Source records
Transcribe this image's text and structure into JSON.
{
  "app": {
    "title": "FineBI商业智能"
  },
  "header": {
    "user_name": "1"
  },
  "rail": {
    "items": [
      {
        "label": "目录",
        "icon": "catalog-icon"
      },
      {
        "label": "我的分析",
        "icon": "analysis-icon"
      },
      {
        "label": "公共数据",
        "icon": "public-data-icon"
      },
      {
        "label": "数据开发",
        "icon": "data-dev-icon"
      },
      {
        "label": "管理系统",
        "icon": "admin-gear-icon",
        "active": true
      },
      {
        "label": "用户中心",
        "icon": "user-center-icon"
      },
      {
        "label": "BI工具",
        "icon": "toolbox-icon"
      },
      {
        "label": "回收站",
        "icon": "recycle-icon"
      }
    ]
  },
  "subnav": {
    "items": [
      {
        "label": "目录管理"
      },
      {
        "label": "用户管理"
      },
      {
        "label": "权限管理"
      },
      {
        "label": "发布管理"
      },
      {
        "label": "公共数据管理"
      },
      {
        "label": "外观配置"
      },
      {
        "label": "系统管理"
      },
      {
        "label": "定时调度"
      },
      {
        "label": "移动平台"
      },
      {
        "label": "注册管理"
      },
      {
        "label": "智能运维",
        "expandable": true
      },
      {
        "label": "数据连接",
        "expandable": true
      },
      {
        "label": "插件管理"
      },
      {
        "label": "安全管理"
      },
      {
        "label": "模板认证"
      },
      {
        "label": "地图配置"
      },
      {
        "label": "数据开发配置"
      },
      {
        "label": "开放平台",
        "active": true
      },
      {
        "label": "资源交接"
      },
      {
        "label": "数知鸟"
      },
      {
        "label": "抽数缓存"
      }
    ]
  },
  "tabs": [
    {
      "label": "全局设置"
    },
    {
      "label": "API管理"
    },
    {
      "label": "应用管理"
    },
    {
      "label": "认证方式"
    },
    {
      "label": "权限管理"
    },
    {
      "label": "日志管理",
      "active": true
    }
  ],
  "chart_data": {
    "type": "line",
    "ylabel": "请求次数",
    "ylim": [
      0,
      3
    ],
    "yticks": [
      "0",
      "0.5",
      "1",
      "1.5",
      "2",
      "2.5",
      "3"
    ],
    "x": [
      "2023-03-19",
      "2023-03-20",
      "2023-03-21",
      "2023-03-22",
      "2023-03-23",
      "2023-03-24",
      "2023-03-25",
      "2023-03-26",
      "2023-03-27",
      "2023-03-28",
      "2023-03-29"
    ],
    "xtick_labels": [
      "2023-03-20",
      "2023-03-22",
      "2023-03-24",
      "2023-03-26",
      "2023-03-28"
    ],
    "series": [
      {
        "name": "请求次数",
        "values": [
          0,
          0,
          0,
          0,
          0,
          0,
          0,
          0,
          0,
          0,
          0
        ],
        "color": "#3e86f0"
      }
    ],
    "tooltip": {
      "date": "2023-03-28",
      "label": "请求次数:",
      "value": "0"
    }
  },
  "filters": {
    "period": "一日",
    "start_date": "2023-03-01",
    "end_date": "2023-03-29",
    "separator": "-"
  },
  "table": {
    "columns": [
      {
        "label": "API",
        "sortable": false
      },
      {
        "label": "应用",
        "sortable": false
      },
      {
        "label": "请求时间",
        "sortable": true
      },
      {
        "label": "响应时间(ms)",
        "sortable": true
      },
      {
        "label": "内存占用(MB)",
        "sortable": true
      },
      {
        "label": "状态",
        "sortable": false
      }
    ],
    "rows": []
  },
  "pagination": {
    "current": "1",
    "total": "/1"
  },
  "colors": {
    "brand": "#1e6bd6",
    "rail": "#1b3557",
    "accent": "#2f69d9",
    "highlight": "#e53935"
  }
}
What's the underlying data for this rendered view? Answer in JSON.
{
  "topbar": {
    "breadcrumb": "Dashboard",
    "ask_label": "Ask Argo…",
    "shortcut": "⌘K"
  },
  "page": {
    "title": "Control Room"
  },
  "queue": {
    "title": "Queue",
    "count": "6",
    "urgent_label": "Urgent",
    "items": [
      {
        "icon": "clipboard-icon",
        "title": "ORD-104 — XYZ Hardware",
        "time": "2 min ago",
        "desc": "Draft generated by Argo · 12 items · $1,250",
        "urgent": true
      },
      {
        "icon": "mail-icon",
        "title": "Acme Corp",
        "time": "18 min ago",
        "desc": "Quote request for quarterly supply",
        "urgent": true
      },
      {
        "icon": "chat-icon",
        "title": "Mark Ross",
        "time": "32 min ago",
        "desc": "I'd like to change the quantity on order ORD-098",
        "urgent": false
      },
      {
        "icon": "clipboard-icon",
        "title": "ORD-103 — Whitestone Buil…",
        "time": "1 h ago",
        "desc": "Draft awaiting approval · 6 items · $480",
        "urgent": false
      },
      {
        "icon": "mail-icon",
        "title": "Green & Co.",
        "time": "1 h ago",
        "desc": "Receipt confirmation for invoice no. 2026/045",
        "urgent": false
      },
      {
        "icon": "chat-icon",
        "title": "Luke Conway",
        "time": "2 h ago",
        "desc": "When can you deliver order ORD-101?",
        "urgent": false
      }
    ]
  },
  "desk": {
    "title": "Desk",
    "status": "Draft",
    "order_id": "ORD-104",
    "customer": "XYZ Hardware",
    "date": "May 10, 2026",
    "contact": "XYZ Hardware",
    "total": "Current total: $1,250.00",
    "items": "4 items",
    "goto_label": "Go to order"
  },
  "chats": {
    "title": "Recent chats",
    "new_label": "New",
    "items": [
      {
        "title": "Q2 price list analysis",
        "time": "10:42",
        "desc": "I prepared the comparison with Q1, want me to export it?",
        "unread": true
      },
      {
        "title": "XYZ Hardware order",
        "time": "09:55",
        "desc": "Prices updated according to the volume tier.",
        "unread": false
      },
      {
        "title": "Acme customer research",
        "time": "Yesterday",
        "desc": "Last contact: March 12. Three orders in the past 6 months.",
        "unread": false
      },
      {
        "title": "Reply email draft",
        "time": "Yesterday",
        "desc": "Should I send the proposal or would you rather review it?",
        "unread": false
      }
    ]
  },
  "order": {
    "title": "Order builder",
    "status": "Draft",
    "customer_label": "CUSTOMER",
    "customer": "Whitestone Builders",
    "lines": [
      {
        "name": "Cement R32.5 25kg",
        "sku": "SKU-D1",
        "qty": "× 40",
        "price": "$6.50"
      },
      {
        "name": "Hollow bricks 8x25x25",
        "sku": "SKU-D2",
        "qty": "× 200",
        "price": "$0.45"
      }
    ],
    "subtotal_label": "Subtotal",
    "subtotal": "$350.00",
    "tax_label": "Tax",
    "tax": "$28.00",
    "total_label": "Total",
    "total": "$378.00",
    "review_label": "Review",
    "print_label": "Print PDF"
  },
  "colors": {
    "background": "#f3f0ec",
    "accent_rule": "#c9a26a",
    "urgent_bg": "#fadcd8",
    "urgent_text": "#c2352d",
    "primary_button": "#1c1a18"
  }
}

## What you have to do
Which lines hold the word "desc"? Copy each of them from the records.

## Your response
        "desc": "Draft generated by Argo · 12 items · $1,250",
        "desc": "Quote request for quarterly supply",
        "desc": "I'd like to change the quantity on order ORD-098",
        "desc": "Draft awaiting approval · 6 items · $480",
        "desc": "Receipt confirmation for invoice no. 2026/045",
        "desc": "When can you deliver order ORD-101?",
        "desc": "I prepared the comparison with Q1, want me to export it?",
        "desc": "Prices updated according to the volume tier.",
        "desc": "Last contact: March 12. Three orders in the past 6 months.",
        "desc": "Should I send the proposal or would you rather review it?",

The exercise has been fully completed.